Colectomy consists of the surgical resections of all or parts of the colon (large bowel). It is normally performed for a variety of benign or malignant conditions such as diverticular disease, inflammatory bowel disease, or large polyps and colorectal cancer.
During laparoscopic colectomy, several small incisions will be made on the abdomen: 2 incisions measuring between 0.5 to 1 cm to mobilise the colon, and another incision measuring 3 to 4 cm, for the purpose of extracting the specimen. This method is compared favourably to the long abdominal midline incision of about 15 to 20cm, which is typically expected of a patient who undergoes conventional colectomy.
Laparoscopic surgery is suitable for most colorectal operations. However, it may not be suitable in certain cases, such as when the patient has severe cardiorespiratory disease, if the tumour is too large, or if the patient has had multiple abdominal operations previously.
Some advantages of the laparoscopic surgery include less post-operative pain, faster recovery and lower wound infection rates.
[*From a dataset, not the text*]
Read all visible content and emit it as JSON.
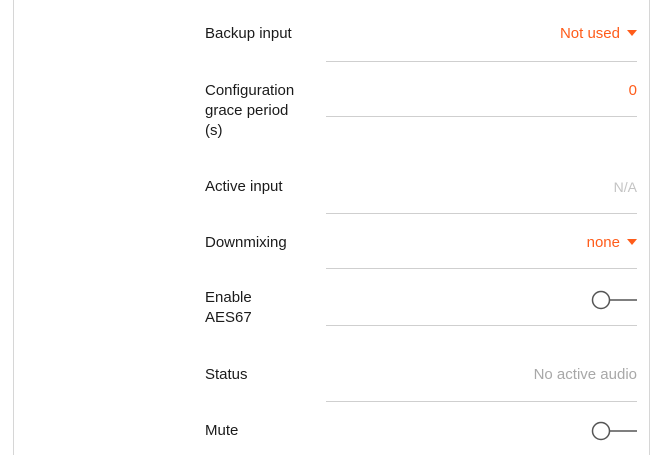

There are also fewer complications.
Several studies have shown that the procedure is safe and the adequacy of resection margins is equal to that of the conventional technique.